_WORK ORDER_
Pull out every line below that holds the word "true".

_GIVEN DATA_

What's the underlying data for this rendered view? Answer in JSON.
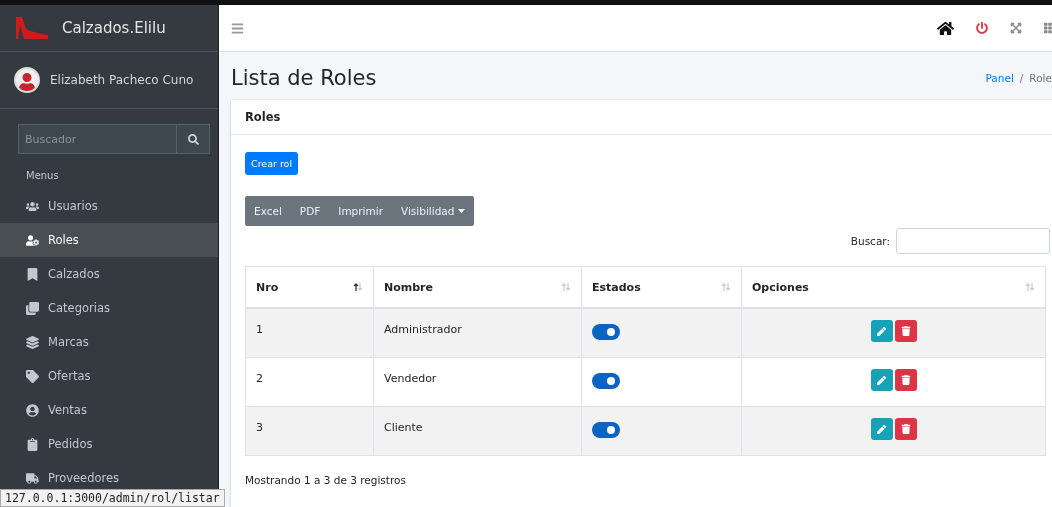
{
  "brand": {
    "name": "Calzados.Elilu"
  },
  "user": {
    "name": "Elizabeth Pacheco Cuno"
  },
  "sidebar_search": {
    "placeholder": "Buscador"
  },
  "sidebar": {
    "header": "Menus",
    "items": [
      {
        "label": "Usuarios",
        "selected": false
      },
      {
        "label": "Roles",
        "selected": true
      },
      {
        "label": "Calzados",
        "selected": false
      },
      {
        "label": "Categorias",
        "selected": false
      },
      {
        "label": "Marcas",
        "selected": false
      },
      {
        "label": "Ofertas",
        "selected": false
      },
      {
        "label": "Ventas",
        "selected": false
      },
      {
        "label": "Pedidos",
        "selected": false
      },
      {
        "label": "Proveedores",
        "selected": false
      }
    ]
  },
  "status_url": "127.0.0.1:3000/admin/rol/listar",
  "page": {
    "title": "Lista de Roles",
    "breadcrumb_separator": "/",
    "breadcrumb": [
      {
        "label": "Panel",
        "link": true
      },
      {
        "label": "Role",
        "link": false
      }
    ]
  },
  "card": {
    "title": "Roles",
    "create_button": "Crear rol",
    "export_buttons": [
      {
        "label": "Excel",
        "dropdown": false
      },
      {
        "label": "PDF",
        "dropdown": false
      },
      {
        "label": "Imprimir",
        "dropdown": false
      },
      {
        "label": "Visibilidad",
        "dropdown": true
      }
    ],
    "search_label": "Buscar:",
    "table": {
      "columns": [
        {
          "label": "Nro",
          "sorted": true
        },
        {
          "label": "Nombre",
          "sorted": false
        },
        {
          "label": "Estados",
          "sorted": false
        },
        {
          "label": "Opciones",
          "sorted": false
        }
      ],
      "rows": [
        {
          "nro": "1",
          "nombre": "Administrador",
          "on": true
        },
        {
          "nro": "2",
          "nombre": "Vendedor",
          "on": true
        },
        {
          "nro": "3",
          "nombre": "Cliente",
          "on": true
        }
      ]
    },
    "footer": "Mostrando 1 a 3 de 3 registros"
  }
}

_ANSWER TO THE EXERCISE_
        "selected": true
        "link": true
        "dropdown": true
          "sorted": true
          "on": true
          "on": true
          "on": true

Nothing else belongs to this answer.